Please repeat the entries word for word and keep the images out.

═════ RECORDS PROVIDED

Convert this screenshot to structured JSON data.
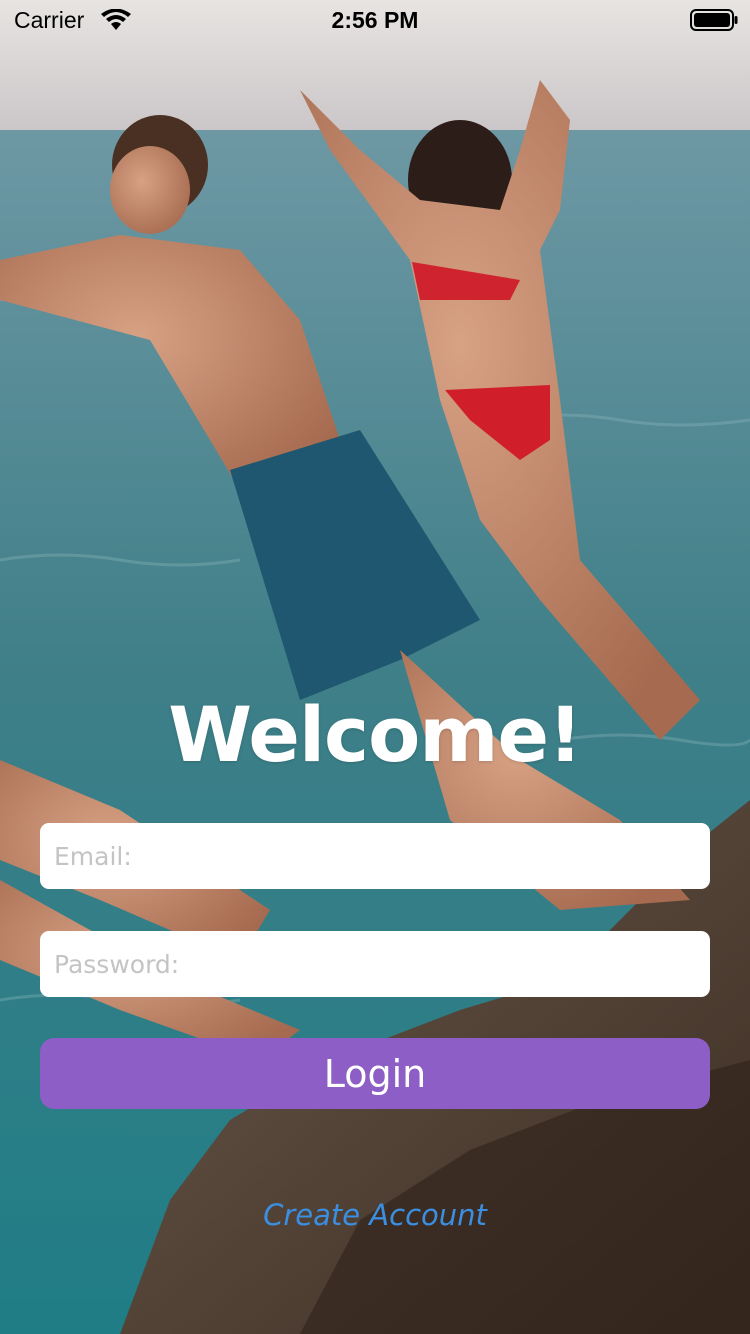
{
  "status_bar": {
    "carrier": "Carrier",
    "time": "2:56 PM",
    "wifi_icon": "wifi-icon",
    "battery_icon": "battery-icon"
  },
  "background": {
    "description_icon": "photo-people-jumping-into-sea"
  },
  "login_form": {
    "title": "Welcome!",
    "email_placeholder": "Email:",
    "email_value": "",
    "password_placeholder": "Password:",
    "password_value": "",
    "login_label": "Login",
    "create_account_label": "Create Account"
  },
  "colors": {
    "login_button": "#8d5fc6",
    "link": "#3b8ee0",
    "title": "#ffffff"
  }
}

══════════

> ANSWER AREA:
Convert this screenshot to structured JSON data.
{
  "status_bar": {
    "carrier": "Carrier",
    "time": "2:56 PM",
    "wifi_icon": "wifi-icon",
    "battery_icon": "battery-icon"
  },
  "background": {
    "description_icon": "photo-people-jumping-into-sea"
  },
  "login_form": {
    "title": "Welcome!",
    "email_placeholder": "Email:",
    "email_value": "",
    "password_placeholder": "Password:",
    "password_value": "",
    "login_label": "Login",
    "create_account_label": "Create Account"
  },
  "colors": {
    "login_button": "#8d5fc6",
    "link": "#3b8ee0",
    "title": "#ffffff"
  }
}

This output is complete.